Only a boricua who has been absent from his homeland knows what it’s like to be far away from Puerto Rico when winter arrives in New York City. Or when you’re inside a taxi or walking through the congested streets of the Bronx or the Latin barrio, and all that you see around you is skyscrapers and more skyscrapers.
The anxiety and the feeling of impotence that overwhelm your spirit in the asphalt jungle can be soothed only by memories. In 1975, the unique voice of Puerto Rican singer Angel Luis Canales comforted the thousands of boricuas who felt oppressed by nostalgia with his composition “Lejos De Ti”: a confession and affirmation of his Puerto Rican identity, in which he assures us that his love for the homeland will never die, even though he was raised in New York.
The song is a guaguancó with lyrics that evoke images of old San Juan, Villa Palmeras and its rich bomba heritage, Boca de Cangrejos, the fried snacks on the griddle, and the river crossing through the old Ancón de Loíza Aldea, where his grandmother lived.
“Lejos De Ti” is still the most remembered track off “Sabor,” an album produced by the recently deceased Joe Cain, recorded towards the end of 1974 and released by Alegre Records in 1975.
And yet, the entire album is one of the best salsa releases of the ’70s. Canales favored a different style of interpreting Afro-Caribbean rhythms, combining elements of Héctor Lavoe, Ismael Rivera, Vicentico Valdés and Paquito Pérez (the singer with Orquesta Zodiac de Loíza). He would extend the melodies with his nasal voice, defying the poetry of the montunos, but singing out of tune and mispronouncing a few words. His diction was far from perfect.
The architect of Canales’ success was Colombian pianist Edy Martínez, who arranged seven of the eight tracks in this session. Because of a previous commitment with Mongo Santamaría’s band, he left fellow Colombian José Madrid in charge of performing the piano on this record.
Under Martínez’s direction, Canales embraced fame. “Sabor” was his second album– between 1970 and 1971, he had recorded the session “Brujería” with pianist Mark Dimond, who founded Conjunto Sabor after spending a number of years with Willie Colón’s band.

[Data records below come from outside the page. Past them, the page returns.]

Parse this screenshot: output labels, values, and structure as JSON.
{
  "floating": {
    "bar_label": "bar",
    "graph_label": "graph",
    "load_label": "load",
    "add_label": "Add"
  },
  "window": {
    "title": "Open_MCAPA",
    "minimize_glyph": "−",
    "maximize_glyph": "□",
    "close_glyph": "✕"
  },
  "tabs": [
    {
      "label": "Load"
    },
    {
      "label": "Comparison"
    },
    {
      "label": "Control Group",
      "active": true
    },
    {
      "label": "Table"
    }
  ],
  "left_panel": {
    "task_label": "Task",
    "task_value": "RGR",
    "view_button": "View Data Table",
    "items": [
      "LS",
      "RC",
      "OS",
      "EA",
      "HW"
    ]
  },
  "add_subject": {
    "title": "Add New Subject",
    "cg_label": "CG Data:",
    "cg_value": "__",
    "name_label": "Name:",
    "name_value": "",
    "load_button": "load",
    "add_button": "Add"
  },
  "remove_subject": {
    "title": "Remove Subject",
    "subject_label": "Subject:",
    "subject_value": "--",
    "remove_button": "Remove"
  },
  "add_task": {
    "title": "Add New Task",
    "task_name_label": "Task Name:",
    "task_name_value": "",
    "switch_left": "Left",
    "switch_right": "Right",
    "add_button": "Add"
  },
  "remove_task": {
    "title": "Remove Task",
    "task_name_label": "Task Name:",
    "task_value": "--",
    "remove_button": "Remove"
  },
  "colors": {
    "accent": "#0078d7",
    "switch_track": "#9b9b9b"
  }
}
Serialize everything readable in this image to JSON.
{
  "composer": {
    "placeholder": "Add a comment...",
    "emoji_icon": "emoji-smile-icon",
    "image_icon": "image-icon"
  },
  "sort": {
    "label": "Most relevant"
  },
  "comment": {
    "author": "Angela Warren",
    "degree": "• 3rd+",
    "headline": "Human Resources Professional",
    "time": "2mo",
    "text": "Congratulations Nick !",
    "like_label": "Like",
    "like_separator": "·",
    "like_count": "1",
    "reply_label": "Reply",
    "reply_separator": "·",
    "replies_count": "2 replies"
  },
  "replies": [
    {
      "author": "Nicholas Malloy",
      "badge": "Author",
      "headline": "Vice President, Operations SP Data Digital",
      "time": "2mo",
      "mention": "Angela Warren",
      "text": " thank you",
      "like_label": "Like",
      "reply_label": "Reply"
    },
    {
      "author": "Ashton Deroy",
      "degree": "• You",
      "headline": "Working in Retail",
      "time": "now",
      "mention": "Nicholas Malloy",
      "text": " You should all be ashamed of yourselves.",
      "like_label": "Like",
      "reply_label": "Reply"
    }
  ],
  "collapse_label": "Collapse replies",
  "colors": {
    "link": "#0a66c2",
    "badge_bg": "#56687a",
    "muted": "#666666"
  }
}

Canales reappeared four years later with Orquesta Sabor los Rumberos Nuevos. That same year, in 1975, Larry Harlow produced Mark Dimond’s classic “Beethoven’s V” with vocalists Frankie Dante and Chivirico Dávila.
“Sabor” enjoyed great success. The singer toured Europe, the U.S. and South America, where Colombians, Panamanians and Peruvians remember him with affection to this day, even though health problems forced him to retire from the stages.
During the golden era of salsa, singers were expected to master all genres– and boleros were no exception. His vocalizing on “La Hiedra” and “No Te Acostumbre” are noted for their theatricality, a gimmick that Canales employed in order to mask the limitations of his voice.
Salsa dancers who thrive on piano, trombone and percussion solos will be delighted with “Sabor Los Rumberos Nuevos,” “Sol De Mi Vida,” “El Cantante Y La Orquesta,” and the hit “Hace Tiempo” (with its memorable chorus: ay, ay, ay, no me hagas padecer así).
Before becoming a professional singer, Canales worked as a jeweler. One look at the covers of his first couple of albums is enough to conclude that he pioneered the use of bling-bling in salsa.
As a composer, Canales was a solid chronicler of barrio life. The story told in “Perico Macona” is a good example: a man who smokes a joint and loses all self-control, insulting his own friends with his brusque remarks.
The reissue of “Sabor” is a just tribute to the memory of the late Joe Cain.